INTRO: A republican state senator from Fowlerville and a democratic senator from Detroit organized a tour of farms inside the city. They want to pass legislation to help urban farming. Michigan Now’s Chris McCarus looks at why some Detroiters are turning to farming.
The tour bus arrived at The D-Town farm. Its two acres were carved out of River Rouge Park. Kadiri Sennefer digs, plants and prunes. He says that should be natural for African-Americans. But it’s not.
“Slavery has dealt us a deadly blow in the psychology of our minds and how we view the land. The reason that we’re detached from the land is that younger generations associate working the land with slavery and not realizing that we have roots in agriculture. That’s one of our great legacies coming out of Africa.”
Slavery and the civil war ended in 1865. But share cropping continued for 70 years after that. Farming meant poverty.

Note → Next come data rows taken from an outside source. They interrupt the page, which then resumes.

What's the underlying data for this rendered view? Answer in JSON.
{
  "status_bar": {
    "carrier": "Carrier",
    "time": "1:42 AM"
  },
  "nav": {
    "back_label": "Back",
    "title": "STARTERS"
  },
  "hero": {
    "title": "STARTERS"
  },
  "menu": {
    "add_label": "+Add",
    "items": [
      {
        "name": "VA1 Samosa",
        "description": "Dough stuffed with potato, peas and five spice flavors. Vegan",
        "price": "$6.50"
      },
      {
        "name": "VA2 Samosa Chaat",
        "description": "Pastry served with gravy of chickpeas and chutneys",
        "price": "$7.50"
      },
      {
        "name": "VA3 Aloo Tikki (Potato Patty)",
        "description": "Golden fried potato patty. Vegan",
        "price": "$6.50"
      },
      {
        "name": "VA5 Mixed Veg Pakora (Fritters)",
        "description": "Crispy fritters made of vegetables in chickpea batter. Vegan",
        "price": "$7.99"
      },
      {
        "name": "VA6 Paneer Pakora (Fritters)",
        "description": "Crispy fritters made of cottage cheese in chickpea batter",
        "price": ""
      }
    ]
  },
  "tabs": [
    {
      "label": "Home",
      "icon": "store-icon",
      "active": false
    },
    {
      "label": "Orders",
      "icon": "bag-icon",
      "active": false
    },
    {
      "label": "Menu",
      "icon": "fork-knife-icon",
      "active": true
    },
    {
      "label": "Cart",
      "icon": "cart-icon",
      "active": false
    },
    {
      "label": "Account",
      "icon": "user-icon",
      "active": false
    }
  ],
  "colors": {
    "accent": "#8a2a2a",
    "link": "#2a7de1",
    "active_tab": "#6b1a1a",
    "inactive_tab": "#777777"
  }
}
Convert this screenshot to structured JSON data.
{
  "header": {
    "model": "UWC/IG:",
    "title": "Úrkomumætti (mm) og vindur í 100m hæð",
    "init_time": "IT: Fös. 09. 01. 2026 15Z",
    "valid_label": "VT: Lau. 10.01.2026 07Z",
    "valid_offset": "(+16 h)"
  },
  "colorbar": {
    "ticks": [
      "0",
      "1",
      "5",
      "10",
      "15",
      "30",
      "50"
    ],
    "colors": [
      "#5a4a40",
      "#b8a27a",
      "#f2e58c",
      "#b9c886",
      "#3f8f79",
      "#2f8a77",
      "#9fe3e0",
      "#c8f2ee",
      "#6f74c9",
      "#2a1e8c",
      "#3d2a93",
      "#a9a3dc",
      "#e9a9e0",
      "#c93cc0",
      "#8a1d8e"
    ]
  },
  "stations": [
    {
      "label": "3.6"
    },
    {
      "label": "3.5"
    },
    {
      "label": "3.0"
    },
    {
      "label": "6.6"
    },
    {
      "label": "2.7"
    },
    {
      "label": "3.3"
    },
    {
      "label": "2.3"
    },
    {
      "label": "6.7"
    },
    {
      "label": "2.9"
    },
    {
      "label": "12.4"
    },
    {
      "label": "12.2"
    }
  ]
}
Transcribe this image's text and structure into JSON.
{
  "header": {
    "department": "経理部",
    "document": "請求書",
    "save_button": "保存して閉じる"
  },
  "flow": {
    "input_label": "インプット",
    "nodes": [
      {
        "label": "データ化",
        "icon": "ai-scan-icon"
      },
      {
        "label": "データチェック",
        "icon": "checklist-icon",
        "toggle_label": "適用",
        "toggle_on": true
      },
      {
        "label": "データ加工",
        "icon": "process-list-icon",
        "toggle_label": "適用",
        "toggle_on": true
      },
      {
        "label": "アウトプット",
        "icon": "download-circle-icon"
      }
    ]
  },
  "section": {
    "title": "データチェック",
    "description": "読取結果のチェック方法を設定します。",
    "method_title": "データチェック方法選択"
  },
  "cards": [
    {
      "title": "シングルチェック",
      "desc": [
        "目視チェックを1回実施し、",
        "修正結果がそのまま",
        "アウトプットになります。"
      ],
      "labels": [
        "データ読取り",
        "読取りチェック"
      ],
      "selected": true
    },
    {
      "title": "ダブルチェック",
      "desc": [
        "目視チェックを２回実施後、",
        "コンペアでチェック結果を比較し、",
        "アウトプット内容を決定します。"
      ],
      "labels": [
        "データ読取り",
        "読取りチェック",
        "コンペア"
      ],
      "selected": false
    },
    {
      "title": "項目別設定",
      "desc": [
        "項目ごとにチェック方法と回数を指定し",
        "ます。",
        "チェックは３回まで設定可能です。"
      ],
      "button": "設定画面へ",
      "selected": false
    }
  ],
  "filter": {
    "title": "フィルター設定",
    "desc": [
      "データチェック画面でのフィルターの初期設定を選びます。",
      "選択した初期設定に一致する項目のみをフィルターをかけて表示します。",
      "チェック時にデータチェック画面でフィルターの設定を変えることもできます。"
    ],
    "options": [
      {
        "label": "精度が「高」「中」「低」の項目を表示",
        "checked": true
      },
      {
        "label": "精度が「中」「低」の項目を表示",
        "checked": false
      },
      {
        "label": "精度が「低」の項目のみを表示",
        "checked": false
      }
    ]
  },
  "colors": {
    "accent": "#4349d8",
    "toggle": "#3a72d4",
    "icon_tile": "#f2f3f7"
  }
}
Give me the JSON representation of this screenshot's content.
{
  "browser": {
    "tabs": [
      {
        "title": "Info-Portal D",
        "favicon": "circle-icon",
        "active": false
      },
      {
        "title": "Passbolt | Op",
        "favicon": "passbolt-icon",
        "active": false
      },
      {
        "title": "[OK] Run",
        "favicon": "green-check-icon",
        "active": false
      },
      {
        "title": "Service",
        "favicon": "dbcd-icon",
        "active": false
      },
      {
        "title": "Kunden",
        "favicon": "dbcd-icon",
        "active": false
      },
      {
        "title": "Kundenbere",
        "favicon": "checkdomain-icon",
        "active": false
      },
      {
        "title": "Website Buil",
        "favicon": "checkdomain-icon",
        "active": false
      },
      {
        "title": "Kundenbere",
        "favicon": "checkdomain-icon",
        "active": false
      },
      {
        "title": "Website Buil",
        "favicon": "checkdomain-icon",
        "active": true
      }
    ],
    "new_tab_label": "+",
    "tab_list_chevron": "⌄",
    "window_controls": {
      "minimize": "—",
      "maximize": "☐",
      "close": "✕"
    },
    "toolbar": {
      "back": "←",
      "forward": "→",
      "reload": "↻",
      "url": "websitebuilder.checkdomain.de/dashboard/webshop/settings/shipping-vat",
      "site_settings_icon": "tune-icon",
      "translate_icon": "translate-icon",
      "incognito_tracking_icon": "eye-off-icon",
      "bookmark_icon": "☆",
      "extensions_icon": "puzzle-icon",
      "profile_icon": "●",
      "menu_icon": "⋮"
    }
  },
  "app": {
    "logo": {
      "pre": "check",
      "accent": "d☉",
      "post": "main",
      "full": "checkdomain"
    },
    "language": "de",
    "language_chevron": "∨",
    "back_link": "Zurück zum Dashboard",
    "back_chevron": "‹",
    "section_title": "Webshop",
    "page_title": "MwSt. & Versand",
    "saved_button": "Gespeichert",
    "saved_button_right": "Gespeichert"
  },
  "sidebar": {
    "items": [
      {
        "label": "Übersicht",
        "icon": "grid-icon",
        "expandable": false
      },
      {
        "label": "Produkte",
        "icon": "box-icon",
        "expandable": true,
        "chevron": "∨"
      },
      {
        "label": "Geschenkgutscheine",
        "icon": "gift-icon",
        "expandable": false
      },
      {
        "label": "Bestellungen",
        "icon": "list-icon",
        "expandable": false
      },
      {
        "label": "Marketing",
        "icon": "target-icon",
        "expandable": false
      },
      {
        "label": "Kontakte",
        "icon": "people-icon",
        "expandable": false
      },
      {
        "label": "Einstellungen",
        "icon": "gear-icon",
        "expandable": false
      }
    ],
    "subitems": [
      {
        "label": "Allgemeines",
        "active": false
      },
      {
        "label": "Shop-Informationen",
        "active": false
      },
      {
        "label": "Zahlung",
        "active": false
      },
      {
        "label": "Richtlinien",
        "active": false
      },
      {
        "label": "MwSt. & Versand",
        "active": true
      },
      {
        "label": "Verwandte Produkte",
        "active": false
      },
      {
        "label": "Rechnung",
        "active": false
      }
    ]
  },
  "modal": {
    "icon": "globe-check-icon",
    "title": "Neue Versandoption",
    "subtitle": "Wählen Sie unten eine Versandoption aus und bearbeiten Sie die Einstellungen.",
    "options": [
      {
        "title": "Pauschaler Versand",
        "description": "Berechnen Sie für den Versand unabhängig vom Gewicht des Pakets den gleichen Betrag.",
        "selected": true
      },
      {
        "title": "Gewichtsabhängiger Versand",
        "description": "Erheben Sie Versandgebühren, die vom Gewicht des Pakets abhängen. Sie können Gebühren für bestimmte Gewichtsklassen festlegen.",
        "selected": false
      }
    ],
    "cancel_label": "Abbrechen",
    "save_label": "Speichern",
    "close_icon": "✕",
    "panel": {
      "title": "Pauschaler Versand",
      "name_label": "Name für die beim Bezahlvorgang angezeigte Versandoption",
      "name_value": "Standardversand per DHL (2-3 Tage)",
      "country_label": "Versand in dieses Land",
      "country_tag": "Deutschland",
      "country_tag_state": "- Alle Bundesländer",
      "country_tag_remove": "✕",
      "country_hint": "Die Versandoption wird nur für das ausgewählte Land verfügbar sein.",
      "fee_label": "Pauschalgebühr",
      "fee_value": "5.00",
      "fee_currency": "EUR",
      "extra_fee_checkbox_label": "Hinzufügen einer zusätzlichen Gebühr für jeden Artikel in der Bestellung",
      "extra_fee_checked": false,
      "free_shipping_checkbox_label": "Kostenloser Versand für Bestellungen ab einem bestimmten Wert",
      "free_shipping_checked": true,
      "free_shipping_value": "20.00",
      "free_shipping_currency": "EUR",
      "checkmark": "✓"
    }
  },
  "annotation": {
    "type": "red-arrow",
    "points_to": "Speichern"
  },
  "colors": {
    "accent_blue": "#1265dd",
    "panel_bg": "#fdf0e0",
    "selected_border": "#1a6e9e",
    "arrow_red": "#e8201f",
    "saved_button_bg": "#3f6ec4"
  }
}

Kadiri Sennefer says:
“I think people (African-Americans) were tired of the treatment that we got in the south.”
In 2009, according to the Pew Research Center, the median net wealth of white households was $113,000. Black households had just $6,000.
Detroit’s farms are meant to make people richer, more fulfilled and healthy by rejecting…
“The pesticides that major corporations use like Monsanto with the GMO’s (genetically modified organisms)… the scientific lab food that we have that’s highly processed. It is killing us. It’s hazardous.”
Chemicals have helped kill bugs and disease and increase the amount of food produced. But organic farmers say they’re not worth it.
“Composting was a way of fertilizing our crops. So that’s one of the models that we’re trying to get back to at D-Town: land stewardship, taking care of the land properly, creating healthy soil. If you don’t have good soil you won’t have good plants.”
Sennefer uses the language of the decolonization movement after World War 2…when Africans began the struggle to govern their own countries.
“It’s a self-determination project. We’re not looking for anyone to do it for us. We come out here and do the work for ourselves. We dig for ourselves and we do for ourselves.”
Detroit’s got 40 square miles of vacant land. D-Town is the largest farm in Detroit. Still just 2 acres. Brightmoor is another neighborhood where people are farming. Gwen Shivers is holding a garden hose. 5 little tots have watering cans.
“I live about 6 houses down. I run a day care. I’ve been over here about 30 years. I’ve been doing this garden for about 3 years. I decided to turn it into an edible plays scape so my kids can have something that they could learn and work on and watch things grow all summer long.”
“More. More,” say the children and Shivers repeats what they say.
“Once you get them started,” she says, “they don’t want to stop.”
I ask a boy why he likes gardening.
“Cuz it’s fun. It’s so much fun.”
Gwen Shivers asks the boy why he’s watering?
The boy says he wants the lettuce and blueberries to grow.
Shivers asks what the kids will do when the crops grow.
“Eat them,” the boy shouts.
“Eat them. That’s right,” says Shivers.
Frank Rochowiak farms in Washtenaw County. He’s been bringing his produce to sell at the Eastern Market for 50 years. So he knows Detroit. But he says:
“These are great projects. But they’re not feeding enough people.”
That’s true. But urban farms serve other purposes. Kathryn Underwood works for the Detroit City Council. She’s writing agriculture policy: setting the rules. Underwood says the people that have been mowing and hoeing empty lots for years should get the first chance to buy them.
“We need to find ways to honor the work that has been done already by these small scale growers and not let the work that they’ve been doing get lost as we look at bigger and sexier projects.”
State Senators Joe Hune and Virgil Smith organized the tour. They’ve asked Michigan’s Attorney General if it’s acceptable for cities bigger than 100,000 to make their own agriculture ordinances. Senator Hune has crops and animals on his farm in rural Livingston County. He says cities should encourage agriculture too.
“The ingenuity, the creativity that these folks had particularly in the Brightmoor neighborhood was exciting to see. Folks are so interested in community development, so interested in seeing some blighted areas turn back into useful areas.”
Senator Smith says urban farmers are good role models for at risk youth:
“There’s an old saying that we have. The streets take you under. The hood takes you under. And so you’re lost for good. So they end up being recruited into a lifestyle that has no positive outcome. So it’s my goal for folks to go in the opposite direction.”
Senator Smith says urban farmers could influence tiny tots and teenagers to get off the streets and onto the farms. Both senators plan to introduce legislation later this year.
Click here for more on the philosophy driving some of Detroit’s farmers.